Second, perhaps God asks Abraham to sacrifice the idol of prosperity. But not prosperity in the sense of accumulated things, rather the idol that we make of God when we look to God to be our personal candy machine. I will love you if you give me this, if you provide for me the things I believe I need to have. This is a strong American ethic, if I understand correctly, a common Protestant ethic (I’m not an expert on that) and comes from a strong Jewish ethic. That devotion will be rewarded, in some measure, in this life. God asks Abraham to cut that away and be faithful to God as God, not the God who gave him all he ever wanted. Will he love God when even that is stripped away? The same question was put to Job.

But God is faithful to himself. God never changes even though he reveals himself gradually to us. Isn’t it common, when we first experience conversion, giving our heart to Christ, to have an overwhelming sense of joy? It is only later when the spiritual honeymoon has settled that we encounter the cross again, strengthened by what God gave us. Even though he did shower joy in this life on us, that is a gradual revelation of his constant goodness. He never was the candy store even though we might have interpreted it that way.

So even though God asks Abraham to kill his only son, he stops him. God does not want parents to kill their children. He stays Abraham’s hand, though the word of an angel. He put Abraham to the test.

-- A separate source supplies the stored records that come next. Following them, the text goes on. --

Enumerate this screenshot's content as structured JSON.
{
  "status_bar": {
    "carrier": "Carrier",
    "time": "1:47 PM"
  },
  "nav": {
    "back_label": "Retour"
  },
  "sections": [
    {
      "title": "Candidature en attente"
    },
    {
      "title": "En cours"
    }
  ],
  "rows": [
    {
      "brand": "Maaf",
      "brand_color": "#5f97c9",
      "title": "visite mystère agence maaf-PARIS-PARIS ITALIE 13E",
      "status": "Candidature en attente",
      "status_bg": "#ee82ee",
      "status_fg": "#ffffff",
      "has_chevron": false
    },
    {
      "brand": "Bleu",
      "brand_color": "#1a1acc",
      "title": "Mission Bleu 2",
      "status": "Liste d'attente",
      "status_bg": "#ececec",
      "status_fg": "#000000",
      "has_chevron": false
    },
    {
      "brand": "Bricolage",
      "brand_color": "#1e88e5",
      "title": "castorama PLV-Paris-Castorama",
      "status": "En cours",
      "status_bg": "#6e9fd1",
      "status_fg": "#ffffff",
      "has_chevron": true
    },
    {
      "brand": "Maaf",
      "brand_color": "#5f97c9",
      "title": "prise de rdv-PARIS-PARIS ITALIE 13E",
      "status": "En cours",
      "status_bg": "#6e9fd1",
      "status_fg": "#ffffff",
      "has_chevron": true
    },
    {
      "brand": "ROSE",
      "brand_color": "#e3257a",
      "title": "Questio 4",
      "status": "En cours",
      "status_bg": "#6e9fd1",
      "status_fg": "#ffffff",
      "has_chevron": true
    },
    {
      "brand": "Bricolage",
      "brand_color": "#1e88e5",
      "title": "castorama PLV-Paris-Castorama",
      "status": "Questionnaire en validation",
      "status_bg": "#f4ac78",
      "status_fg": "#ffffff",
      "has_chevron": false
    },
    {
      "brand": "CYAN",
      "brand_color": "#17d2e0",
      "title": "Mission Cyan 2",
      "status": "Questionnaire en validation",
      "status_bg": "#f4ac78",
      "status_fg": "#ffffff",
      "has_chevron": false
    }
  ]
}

We will be put to the test. Our children will stray. Are we willing to face God as the one true God, putting aside idols we may have accumulated in our chapel? Facing God with empty hands, will we remember our children are “on loan”? What a terrible place that is, to have to learn that lesson, and we must learn it again and again. Every parent faces this cross, gradually or acutely.

God wants us to do all we can to protect our children. Yet, the reminder that “God works all things for those who love him” reminds me that he will take the terrible situations we face as parents as opportunities to affirm our devotion to God and that we should have no strange gods before him.